■ Task directions
From the first line to the last, return the data exactly as it stands.

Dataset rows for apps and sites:
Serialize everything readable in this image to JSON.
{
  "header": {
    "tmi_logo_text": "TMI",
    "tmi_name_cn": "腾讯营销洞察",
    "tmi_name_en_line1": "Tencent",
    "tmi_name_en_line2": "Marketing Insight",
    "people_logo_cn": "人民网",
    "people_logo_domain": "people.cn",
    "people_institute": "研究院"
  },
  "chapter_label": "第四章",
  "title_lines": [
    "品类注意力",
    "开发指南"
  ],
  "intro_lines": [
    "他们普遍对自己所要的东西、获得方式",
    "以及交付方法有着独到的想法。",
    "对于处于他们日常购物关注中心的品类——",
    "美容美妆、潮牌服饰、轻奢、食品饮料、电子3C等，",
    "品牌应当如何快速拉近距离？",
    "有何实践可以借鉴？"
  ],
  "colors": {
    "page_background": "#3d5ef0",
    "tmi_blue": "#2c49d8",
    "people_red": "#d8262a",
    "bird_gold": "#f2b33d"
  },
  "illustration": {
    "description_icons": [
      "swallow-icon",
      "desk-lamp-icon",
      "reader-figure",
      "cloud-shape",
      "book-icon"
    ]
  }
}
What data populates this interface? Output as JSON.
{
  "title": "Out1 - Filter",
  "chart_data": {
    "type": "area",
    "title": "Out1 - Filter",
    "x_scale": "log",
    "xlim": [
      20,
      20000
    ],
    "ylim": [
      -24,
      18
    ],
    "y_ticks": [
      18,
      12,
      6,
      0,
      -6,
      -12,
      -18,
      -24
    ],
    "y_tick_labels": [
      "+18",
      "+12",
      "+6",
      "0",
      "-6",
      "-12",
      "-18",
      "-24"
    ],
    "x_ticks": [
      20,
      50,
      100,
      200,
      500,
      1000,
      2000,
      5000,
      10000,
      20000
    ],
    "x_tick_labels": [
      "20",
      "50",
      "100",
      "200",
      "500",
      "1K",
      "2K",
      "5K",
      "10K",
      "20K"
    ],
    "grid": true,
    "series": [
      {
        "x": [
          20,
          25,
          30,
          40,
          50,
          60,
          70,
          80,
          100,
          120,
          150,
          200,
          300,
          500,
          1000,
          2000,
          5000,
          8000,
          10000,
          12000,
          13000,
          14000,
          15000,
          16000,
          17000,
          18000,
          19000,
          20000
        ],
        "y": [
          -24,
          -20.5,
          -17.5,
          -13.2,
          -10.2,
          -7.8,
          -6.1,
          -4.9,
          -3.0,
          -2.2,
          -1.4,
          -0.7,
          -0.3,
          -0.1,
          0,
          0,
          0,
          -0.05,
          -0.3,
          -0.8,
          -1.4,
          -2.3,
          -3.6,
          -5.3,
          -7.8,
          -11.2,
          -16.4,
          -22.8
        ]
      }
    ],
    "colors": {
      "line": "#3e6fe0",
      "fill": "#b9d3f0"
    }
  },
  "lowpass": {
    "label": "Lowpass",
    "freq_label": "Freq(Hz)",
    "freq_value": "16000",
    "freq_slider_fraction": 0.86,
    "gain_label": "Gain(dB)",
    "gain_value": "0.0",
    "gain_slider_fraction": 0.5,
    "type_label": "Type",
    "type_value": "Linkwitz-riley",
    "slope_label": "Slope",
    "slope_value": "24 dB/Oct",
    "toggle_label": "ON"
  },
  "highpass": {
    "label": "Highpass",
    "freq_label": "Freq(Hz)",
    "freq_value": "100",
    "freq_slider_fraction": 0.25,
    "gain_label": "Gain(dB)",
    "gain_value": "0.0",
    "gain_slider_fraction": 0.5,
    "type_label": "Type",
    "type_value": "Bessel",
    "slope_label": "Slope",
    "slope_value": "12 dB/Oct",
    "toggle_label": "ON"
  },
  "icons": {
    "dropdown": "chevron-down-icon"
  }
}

■ Task output
Serialize everything readable in this image to JSON.
{
  "header": {
    "tmi_logo_text": "TMI",
    "tmi_name_cn": "腾讯营销洞察",
    "tmi_name_en_line1": "Tencent",
    "tmi_name_en_line2": "Marketing Insight",
    "people_logo_cn": "人民网",
    "people_logo_domain": "people.cn",
    "people_institute": "研究院"
  },
  "chapter_label": "第四章",
  "title_lines": [
    "品类注意力",
    "开发指南"
  ],
  "intro_lines": [
    "他们普遍对自己所要的东西、获得方式",
    "以及交付方法有着独到的想法。",
    "对于处于他们日常购物关注中心的品类——",
    "美容美妆、潮牌服饰、轻奢、食品饮料、电子3C等，",
    "品牌应当如何快速拉近距离？",
    "有何实践可以借鉴？"
  ],
  "colors": {
    "page_background": "#3d5ef0",
    "tmi_blue": "#2c49d8",
    "people_red": "#d8262a",
    "bird_gold": "#f2b33d"
  },
  "illustration": {
    "description_icons": [
      "swallow-icon",
      "desk-lamp-icon",
      "reader-figure",
      "cloud-shape",
      "book-icon"
    ]
  }
}
What data populates this interface? Output as JSON.
{
  "title": "Out1 - Filter",
  "chart_data": {
    "type": "area",
    "title": "Out1 - Filter",
    "x_scale": "log",
    "xlim": [
      20,
      20000
    ],
    "ylim": [
      -24,
      18
    ],
    "y_ticks": [
      18,
      12,
      6,
      0,
      -6,
      -12,
      -18,
      -24
    ],
    "y_tick_labels": [
      "+18",
      "+12",
      "+6",
      "0",
      "-6",
      "-12",
      "-18",
      "-24"
    ],
    "x_ticks": [
      20,
      50,
      100,
      200,
      500,
      1000,
      2000,
      5000,
      10000,
      20000
    ],
    "x_tick_labels": [
      "20",
      "50",
      "100",
      "200",
      "500",
      "1K",
      "2K",
      "5K",
      "10K",
      "20K"
    ],
    "grid": true,
    "series": [
      {
        "x": [
          20,
          25,
          30,
          40,
          50,
          60,
          70,
          80,
          100,
          120,
          150,
          200,
          300,
          500,
          1000,
          2000,
          5000,
          8000,
          10000,
          12000,
          13000,
          14000,
          15000,
          16000,
          17000,
          18000,
          19000,
          20000
        ],
        "y": [
          -24,
          -20.5,
          -17.5,
          -13.2,
          -10.2,
          -7.8,
          -6.1,
          -4.9,
          -3.0,
          -2.2,
          -1.4,
          -0.7,
          -0.3,
          -0.1,
          0,
          0,
          0,
          -0.05,
          -0.3,
          -0.8,
          -1.4,
          -2.3,
          -3.6,
          -5.3,
          -7.8,
          -11.2,
          -16.4,
          -22.8
        ]
      }
    ],
    "colors": {
      "line": "#3e6fe0",
      "fill": "#b9d3f0"
    }
  },
  "lowpass": {
    "label": "Lowpass",
    "freq_label": "Freq(Hz)",
    "freq_value": "16000",
    "freq_slider_fraction": 0.86,
    "gain_label": "Gain(dB)",
    "gain_value": "0.0",
    "gain_slider_fraction": 0.5,
    "type_label": "Type",
    "type_value": "Linkwitz-riley",
    "slope_label": "Slope",
    "slope_value": "24 dB/Oct",
    "toggle_label": "ON"
  },
  "highpass": {
    "label": "Highpass",
    "freq_label": "Freq(Hz)",
    "freq_value": "100",
    "freq_slider_fraction": 0.25,
    "gain_label": "Gain(dB)",
    "gain_value": "0.0",
    "gain_slider_fraction": 0.5,
    "type_label": "Type",
    "type_value": "Bessel",
    "slope_label": "Slope",
    "slope_value": "12 dB/Oct",
    "toggle_label": "ON"
  },
  "icons": {
    "dropdown": "chevron-down-icon"
  }
}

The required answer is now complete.